But Dolores Del Rio was in this film and it was written by Native American brothers and the only reason it survived — the only print in existence was found in a Czechoslovakian (currently Czech Republic) vault. The government of Czechoslovakia contacted the US government and said “ I think you might want this film. We found it we don’t know how we got it.”  In tracing the story, what happened was that it was a huge international success and it was recorded in like eight languages, I think in German too, which is how it ended up in Germany. During WWII, the Nazi’s took this film and put it in their vault for safekeeping and then when the Russians stormed Berlin  they took it to Russia and it stayed there for like 40, 50 years. And then they loved it there, but when the Americans got it, it wasn’t the original silver nitrate. The Russians had duplicated it, and the only reason it had survived was because the Russians had copied it in their film stock in the 50’s. Otherwise we would not have that film at all! When we screened it, we had two composers combine silent movie mission music and indigenous music into a new score based on the existing sheet music for that film. Packed house, people were crying! I remember the one thing that most touched me was that people would come after the film and going that’s my story, my family was here in the 1800’s and to see it up , brought my experience to life. So that’s what we try to do, when we make that connection span 200, 300 years with a film.

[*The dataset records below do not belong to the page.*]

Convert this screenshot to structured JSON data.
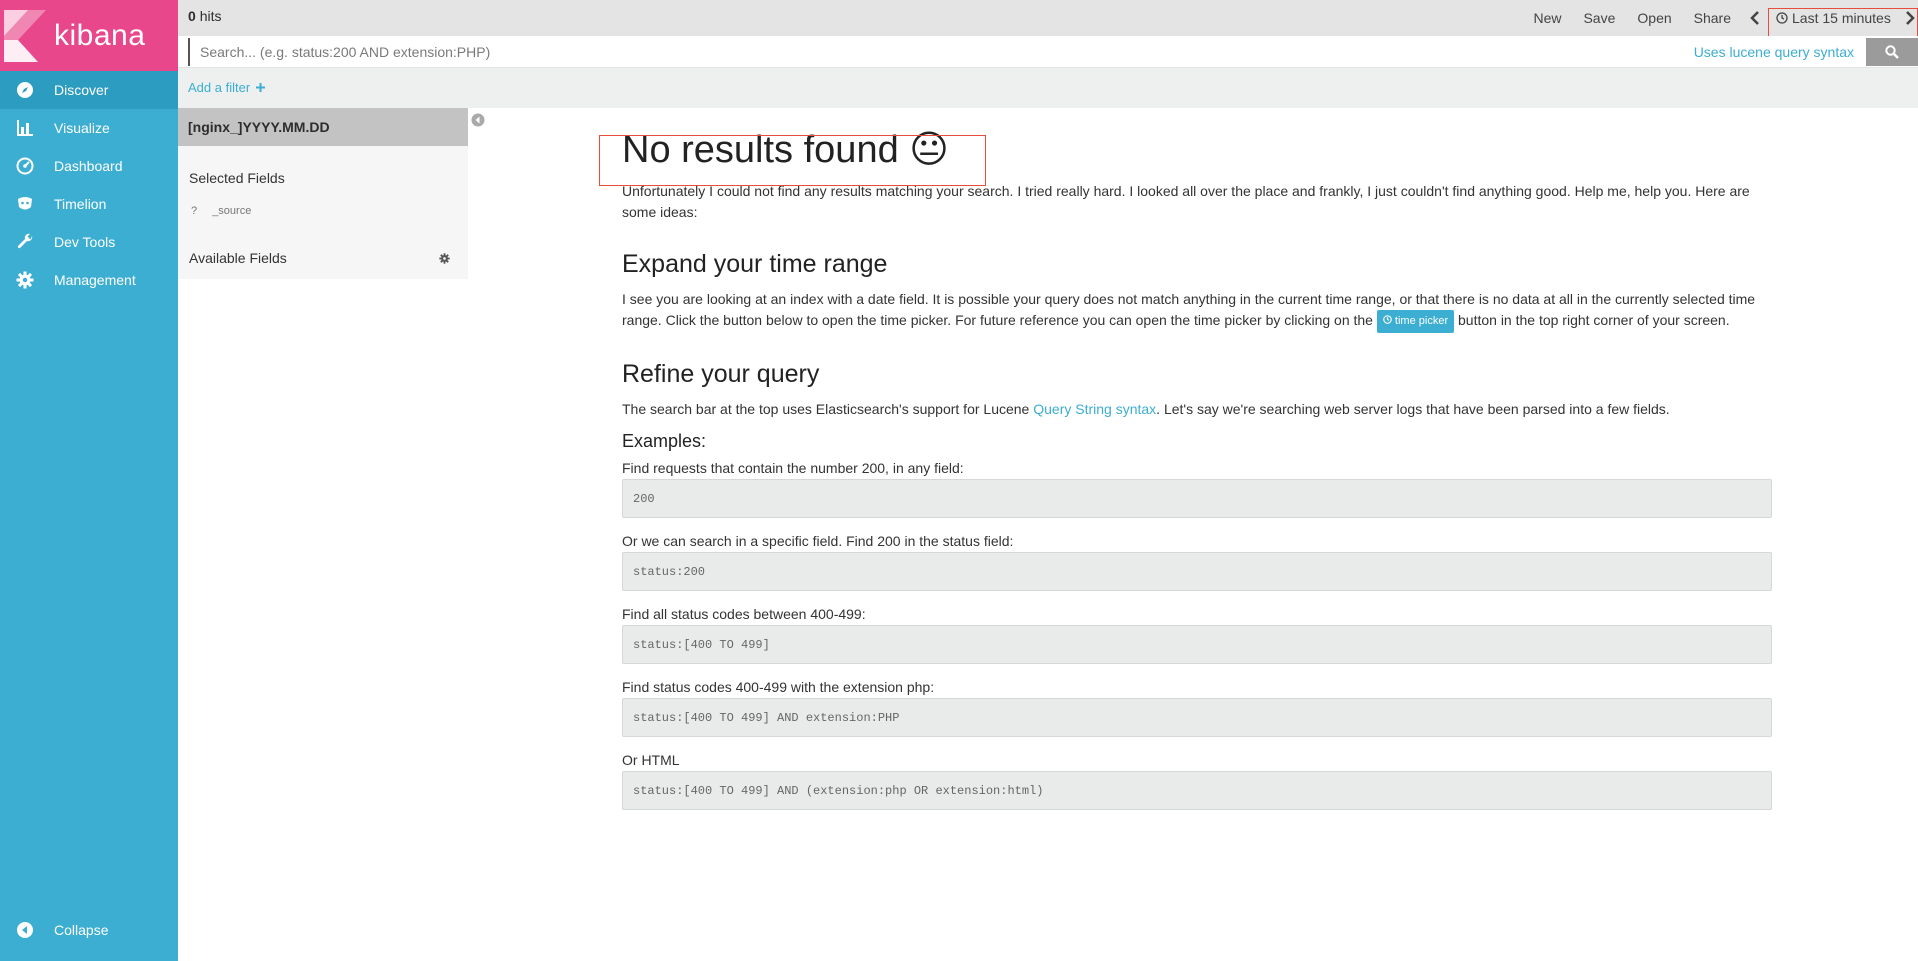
{
  "app": {
    "logo_text": "kibana"
  },
  "sidebar": {
    "items": [
      {
        "label": "Discover",
        "icon": "compass-icon"
      },
      {
        "label": "Visualize",
        "icon": "bar-chart-icon"
      },
      {
        "label": "Dashboard",
        "icon": "dashboard-gauge-icon"
      },
      {
        "label": "Timelion",
        "icon": "timelion-icon"
      },
      {
        "label": "Dev Tools",
        "icon": "wrench-icon"
      },
      {
        "label": "Management",
        "icon": "gear-icon"
      }
    ],
    "collapse_label": "Collapse"
  },
  "topbar": {
    "hits_count": "0",
    "hits_label": "hits",
    "new_label": "New",
    "save_label": "Save",
    "open_label": "Open",
    "share_label": "Share",
    "time_range": "Last 15 minutes"
  },
  "search": {
    "placeholder": "Search... (e.g. status:200 AND extension:PHP)",
    "value": "",
    "lucene_label": "Uses lucene query syntax"
  },
  "filter": {
    "add_label": "Add a filter"
  },
  "fields": {
    "index_pattern": "[nginx_]YYYY.MM.DD",
    "selected_title": "Selected Fields",
    "source_type": "?",
    "source_name": "_source",
    "available_title": "Available Fields"
  },
  "main": {
    "title": "No results found 😐",
    "intro": "Unfortunately I could not find any results matching your search. I tried really hard. I looked all over the place and frankly, I just couldn't find anything good. Help me, help you. Here are some ideas:",
    "expand_title": "Expand your time range",
    "expand_text_1": "I see you are looking at an index with a date field. It is possible your query does not match anything in the current time range, or that there is no data at all in the currently selected time range. Click the button below to open the time picker. For future reference you can open the time picker by clicking on the",
    "time_picker_label": "time picker",
    "expand_text_2": "button in the top right corner of your screen.",
    "refine_title": "Refine your query",
    "refine_text_1": "The search bar at the top uses Elasticsearch's support for Lucene",
    "refine_link": "Query String syntax",
    "refine_text_2": ". Let's say we're searching web server logs that have been parsed into a few fields.",
    "examples_title": "Examples:",
    "examples": [
      {
        "label": "Find requests that contain the number 200, in any field:",
        "code": "200"
      },
      {
        "label": "Or we can search in a specific field. Find 200 in the status field:",
        "code": "status:200"
      },
      {
        "label": "Find all status codes between 400-499:",
        "code": "status:[400 TO 499]"
      },
      {
        "label": "Find status codes 400-499 with the extension php:",
        "code": "status:[400 TO 499] AND extension:PHP"
      },
      {
        "label": "Or HTML",
        "code": "status:[400 TO 499] AND (extension:php OR extension:html)"
      }
    ]
  },
  "colors": {
    "sidebar_bg": "#3caed2",
    "logo_bg": "#e8478b",
    "accent": "#3caed2",
    "annotation_red": "#e74c3c"
  }
}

Part Two of this Interview featuring Orange County Latinx Film Programs, more history and OC Film Fiesta Stories Coming Soon! In the meantime check out some of our other interviews!


Leave a Reply